Accessible Bathtub

Accessible bathtubs are bathtubs that can be used by people with limited mobility or the disabled. A bathtub can be made accessible for some people by the addition of grab bars or hand grips, or through the use of lifts that lower and raise the bather in the water.[1] Other bathtubs have been specially designed for accessibility. These may include walk-in bathtubs,[1] tubs with built-in transfer benches,[2] or, more recently, tubs with raised beds and sliding doors to allow for a seated transfer.[3]

Many accessible bathtubs are available with hydrotherapy or whirlpool features, internal grab bars, anti-slip floors and seats, and handheld showerheads that, in some cases, can also be wall mounted to enable a person to take a standing shower.

Walk-In Bathtubs

Walk-In Bathtub
Walk-In Bathtub

Walk-in bathtubs have either an inward-opening or outward-opening door that is self-sealing.[1] Most walk-in bathtubs also have a chair-height seat, but some, which are the same basic configuration as a standard bathtub, do not have any seat. In some instances an inward-opening door may be considered a disadvantage because emergency access is impossible, since the pressure of the water on the door is holding it closed. However, the advantage is that an inward opening door is "self-sealing" due to the pressure of the water inside the bath assisting in maintaining a water-tight seal. Outward-swinging doors are equipped with a special seal so that they will not leak. Other tubs have side walls that raise and lower.[4]

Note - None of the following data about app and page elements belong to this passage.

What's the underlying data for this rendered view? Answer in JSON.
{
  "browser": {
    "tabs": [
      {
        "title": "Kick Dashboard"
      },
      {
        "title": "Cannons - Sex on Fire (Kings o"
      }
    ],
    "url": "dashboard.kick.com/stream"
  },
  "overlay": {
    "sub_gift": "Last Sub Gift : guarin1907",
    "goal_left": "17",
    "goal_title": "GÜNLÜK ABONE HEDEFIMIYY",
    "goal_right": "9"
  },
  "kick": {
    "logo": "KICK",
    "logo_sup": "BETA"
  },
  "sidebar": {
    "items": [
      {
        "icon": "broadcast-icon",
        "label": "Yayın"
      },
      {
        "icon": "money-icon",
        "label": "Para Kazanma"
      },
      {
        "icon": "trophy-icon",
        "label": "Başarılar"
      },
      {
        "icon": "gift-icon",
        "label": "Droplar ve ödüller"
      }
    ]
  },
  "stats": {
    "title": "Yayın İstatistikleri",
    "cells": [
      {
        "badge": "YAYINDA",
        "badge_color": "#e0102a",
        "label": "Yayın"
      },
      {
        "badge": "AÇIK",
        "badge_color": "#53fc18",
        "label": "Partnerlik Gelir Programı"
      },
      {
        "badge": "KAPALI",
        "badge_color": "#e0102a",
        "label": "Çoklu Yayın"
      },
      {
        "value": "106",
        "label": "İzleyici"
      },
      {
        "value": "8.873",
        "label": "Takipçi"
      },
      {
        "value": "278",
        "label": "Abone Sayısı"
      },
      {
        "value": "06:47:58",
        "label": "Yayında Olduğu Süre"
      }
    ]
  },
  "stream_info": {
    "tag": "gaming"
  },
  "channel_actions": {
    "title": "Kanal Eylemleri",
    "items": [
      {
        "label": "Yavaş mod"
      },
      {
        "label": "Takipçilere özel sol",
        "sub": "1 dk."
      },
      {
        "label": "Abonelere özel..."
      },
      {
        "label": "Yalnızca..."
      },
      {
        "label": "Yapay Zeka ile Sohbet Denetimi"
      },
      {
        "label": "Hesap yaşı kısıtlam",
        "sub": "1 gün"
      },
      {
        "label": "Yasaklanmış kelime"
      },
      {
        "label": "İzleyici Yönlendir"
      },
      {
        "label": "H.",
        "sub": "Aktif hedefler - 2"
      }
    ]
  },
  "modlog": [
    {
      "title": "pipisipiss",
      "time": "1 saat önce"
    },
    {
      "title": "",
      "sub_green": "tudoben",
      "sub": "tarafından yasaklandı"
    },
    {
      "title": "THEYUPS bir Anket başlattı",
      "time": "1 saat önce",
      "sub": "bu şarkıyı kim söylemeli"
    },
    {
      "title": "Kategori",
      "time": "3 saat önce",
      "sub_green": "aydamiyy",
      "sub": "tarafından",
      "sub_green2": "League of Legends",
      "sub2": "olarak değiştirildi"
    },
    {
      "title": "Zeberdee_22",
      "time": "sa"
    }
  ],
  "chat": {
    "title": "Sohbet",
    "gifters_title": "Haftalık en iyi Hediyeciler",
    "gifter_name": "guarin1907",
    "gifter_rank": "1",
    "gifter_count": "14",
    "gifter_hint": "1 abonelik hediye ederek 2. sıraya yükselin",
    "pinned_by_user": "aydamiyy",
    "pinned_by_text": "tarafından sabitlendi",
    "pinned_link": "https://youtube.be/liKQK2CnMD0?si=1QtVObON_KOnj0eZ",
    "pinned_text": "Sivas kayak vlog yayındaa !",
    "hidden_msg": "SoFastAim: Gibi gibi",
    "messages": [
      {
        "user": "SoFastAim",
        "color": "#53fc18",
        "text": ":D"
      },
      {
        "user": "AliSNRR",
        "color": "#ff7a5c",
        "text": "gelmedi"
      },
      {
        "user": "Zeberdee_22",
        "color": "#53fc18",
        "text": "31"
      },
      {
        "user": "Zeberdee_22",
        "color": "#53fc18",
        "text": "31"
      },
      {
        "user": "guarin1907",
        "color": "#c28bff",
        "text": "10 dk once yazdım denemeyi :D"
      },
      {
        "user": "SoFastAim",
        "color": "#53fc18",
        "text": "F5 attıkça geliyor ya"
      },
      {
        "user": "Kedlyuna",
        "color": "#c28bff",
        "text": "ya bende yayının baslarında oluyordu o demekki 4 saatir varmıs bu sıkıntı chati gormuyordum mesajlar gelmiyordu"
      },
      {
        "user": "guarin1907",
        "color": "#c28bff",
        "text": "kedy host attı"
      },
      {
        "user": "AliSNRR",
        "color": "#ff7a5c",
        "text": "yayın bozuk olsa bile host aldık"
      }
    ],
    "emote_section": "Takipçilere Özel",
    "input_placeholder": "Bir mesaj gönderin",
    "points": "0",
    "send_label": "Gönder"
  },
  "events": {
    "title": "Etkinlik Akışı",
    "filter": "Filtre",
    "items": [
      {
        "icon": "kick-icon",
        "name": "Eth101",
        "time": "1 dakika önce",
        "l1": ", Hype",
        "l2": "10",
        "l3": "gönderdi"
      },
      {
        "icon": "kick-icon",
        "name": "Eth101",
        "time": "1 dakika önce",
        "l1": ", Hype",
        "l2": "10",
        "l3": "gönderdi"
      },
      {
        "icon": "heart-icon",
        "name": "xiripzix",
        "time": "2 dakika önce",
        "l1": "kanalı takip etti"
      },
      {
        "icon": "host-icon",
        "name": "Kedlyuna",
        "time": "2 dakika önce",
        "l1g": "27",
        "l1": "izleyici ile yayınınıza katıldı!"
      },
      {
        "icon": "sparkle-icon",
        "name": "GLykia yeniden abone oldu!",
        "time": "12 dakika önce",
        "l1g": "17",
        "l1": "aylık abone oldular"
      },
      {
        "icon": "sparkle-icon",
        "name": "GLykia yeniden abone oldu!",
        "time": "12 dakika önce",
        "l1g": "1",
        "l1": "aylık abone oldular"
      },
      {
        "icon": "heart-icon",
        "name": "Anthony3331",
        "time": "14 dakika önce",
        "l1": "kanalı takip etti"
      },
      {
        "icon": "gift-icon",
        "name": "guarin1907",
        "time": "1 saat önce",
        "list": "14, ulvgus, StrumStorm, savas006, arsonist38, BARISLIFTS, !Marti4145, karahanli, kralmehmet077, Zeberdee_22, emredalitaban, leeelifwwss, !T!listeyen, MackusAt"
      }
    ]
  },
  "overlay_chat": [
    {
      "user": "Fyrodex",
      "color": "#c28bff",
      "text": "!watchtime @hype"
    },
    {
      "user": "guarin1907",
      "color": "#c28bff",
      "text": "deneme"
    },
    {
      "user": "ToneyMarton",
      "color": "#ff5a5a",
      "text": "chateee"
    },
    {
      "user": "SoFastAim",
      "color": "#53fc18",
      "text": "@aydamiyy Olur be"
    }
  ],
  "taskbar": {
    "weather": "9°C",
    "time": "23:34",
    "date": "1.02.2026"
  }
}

Some bathtubs categorized as "walk-in" actually require a low step-in, as they have higher seats and outward-opening doors that enable a person to simply sit on the seat and pivot and swing his or her legs into the tub. This type of walk-in bathtub can be helpful to those confined to wheelchairs and to others with mobility challenges.

References

  1. 1.0 1.1 1.2
    • {{{last}}}, {{{first}}} and {{{coauthors}}}. housing by design—Bathrooms. {{{date}}}. {{{work}}}. Canada Mortgage and Housing Corporation. Accessed on 2010-03-06
    • {{{last}}}, {{{first}}} and {{{coauthors}}}. [1]. 1 February 2004. AARP.org. {{{publisher}}}. Accessed on 2010-03-06
    • {{{last}}}, {{{first}}} and {{{coauthors}}}. Tub You Can Really Get Into. 2 December 2008. {{{work}}}. British Columbia Institute of Technology. Accessed on 2010-03-06
  2. Karp, Gary (2008). Life on Wheels: The A to Z Guide to Living Fully with Mobility Issues. Demos Medical Publishing, 400. ISBN 9781932603330.